“I see it as recognition of work both of us have done in the church. We are very much looking forward to the service in Windsor Castle, and I am looking forward to meeting the Queen. Someone who has reigned for that length of time is unique. This is probably the one and only chance I will have to see her or be close to her.”
The couple flew to London yesterday and stayed in Windsor last night. Today’s service began at 11am, although Jim and Rosemary had to be in place in the Chapel by 9.30am.
“I am a bit nervous in case I make a mess of things, but hopefully I will just have to follow instructions,” said Jim.
“After the service there is a reception at the Castle, so we may have time to wander around Windsor, and will be able to relax and enjoy it.
“The Maundy money will be something special to leave the grandchildren,” Jim added.
Nominating Jim for the Maundy Thursday honour, Bishop Alan said: “Jim’s commitment and faithful service to St Mark’s during the preceding 40 years cannot be overestimated. He and Rosemary remained in their community during a very tumultuous period of the Troubles in Northern Ireland. They continued to live, worship, serve in St Mark’s and the diocese, and share their faith within their community.
“Jim is a true example of Christian service and I am delighted to nominate him for this recognition.”
APOSTOLIC WORK SOCIETY
Mary McGrath, Bishop Alan’s other nominee, was born on the Falls Road, Belfast, in 1948 and joined the Clonard Junior Branch of the Apostolic Work Society at the age of 10. The Society aims to help missionaries in Third World countries.
Mary married James in 1972 and moved to Randalstown where she joined the parish branch of the Society. She has served on the Council of Apostolic Work and held the offices of Secretary and Treasurer before being appointed Diocesan President in 2017, a role which she still holds.
She also served on the Parish Pastoral Council for four years and is a Minister of the Word. Mary and Jim have five children and five grandchildren.
Maundy money (source: The Royal Mint)
The Royal Maundy is an ancient ceremony, inspired by The Bible.
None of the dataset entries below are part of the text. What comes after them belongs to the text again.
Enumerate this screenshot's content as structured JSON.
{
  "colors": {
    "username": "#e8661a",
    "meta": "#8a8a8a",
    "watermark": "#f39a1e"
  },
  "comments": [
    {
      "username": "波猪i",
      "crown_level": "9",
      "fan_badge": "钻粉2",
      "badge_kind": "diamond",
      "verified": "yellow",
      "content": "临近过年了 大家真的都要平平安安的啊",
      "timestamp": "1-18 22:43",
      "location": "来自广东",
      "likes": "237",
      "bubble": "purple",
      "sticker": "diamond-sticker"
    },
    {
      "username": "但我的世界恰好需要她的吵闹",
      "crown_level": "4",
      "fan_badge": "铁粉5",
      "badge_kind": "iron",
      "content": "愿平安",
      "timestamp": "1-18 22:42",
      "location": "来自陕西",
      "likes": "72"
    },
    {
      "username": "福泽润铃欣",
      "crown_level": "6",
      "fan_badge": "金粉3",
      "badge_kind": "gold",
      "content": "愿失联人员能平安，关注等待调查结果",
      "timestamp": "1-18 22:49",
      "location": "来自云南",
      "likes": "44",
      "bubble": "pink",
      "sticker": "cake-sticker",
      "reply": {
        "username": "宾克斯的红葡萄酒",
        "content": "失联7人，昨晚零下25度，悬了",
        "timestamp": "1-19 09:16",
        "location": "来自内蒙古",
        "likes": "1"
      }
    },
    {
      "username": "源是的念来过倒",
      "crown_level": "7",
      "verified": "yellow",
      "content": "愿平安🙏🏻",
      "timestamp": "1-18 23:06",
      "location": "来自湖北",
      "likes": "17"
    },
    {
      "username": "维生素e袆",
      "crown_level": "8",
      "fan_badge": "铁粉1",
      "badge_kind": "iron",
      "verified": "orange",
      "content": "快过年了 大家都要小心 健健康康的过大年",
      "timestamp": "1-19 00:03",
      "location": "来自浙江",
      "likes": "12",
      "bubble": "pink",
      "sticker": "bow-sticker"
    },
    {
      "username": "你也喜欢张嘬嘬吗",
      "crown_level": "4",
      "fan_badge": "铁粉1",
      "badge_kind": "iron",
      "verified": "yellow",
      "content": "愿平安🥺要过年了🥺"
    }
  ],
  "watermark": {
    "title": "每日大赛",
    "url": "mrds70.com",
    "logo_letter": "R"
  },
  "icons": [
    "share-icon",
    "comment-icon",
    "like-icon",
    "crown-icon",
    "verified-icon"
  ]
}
On the day before Good Friday, Jesus washed the feet of his disciples and commanded them to ‘Love one another’. By the thirteenth century the Royal Family was taking part in similar ceremonies. By washing the feet of the poor and giving money and gifts, they were showing humility and compassion.
When Henry IV became king, he introduced a new tradition, deciding to give the same number of gifts as his age. So, for instance, when the monarch was forty, he gave forty of his subjects Maundy gifts. It became the custom for the sovereign to perform the ceremony, and the event became known as the Royal Maundy.
The first Maundy money ceremony took place in the reign of Charles II, when the king gave people undated hammered coins in 1662.
The tradition of the king or queen washing the feet of the poor faded out in the eighteenth century, but the monarch still gave people food and clothing. By the nineteenth century the tradition had changed again, and the monarch simply gave people the Maundy money.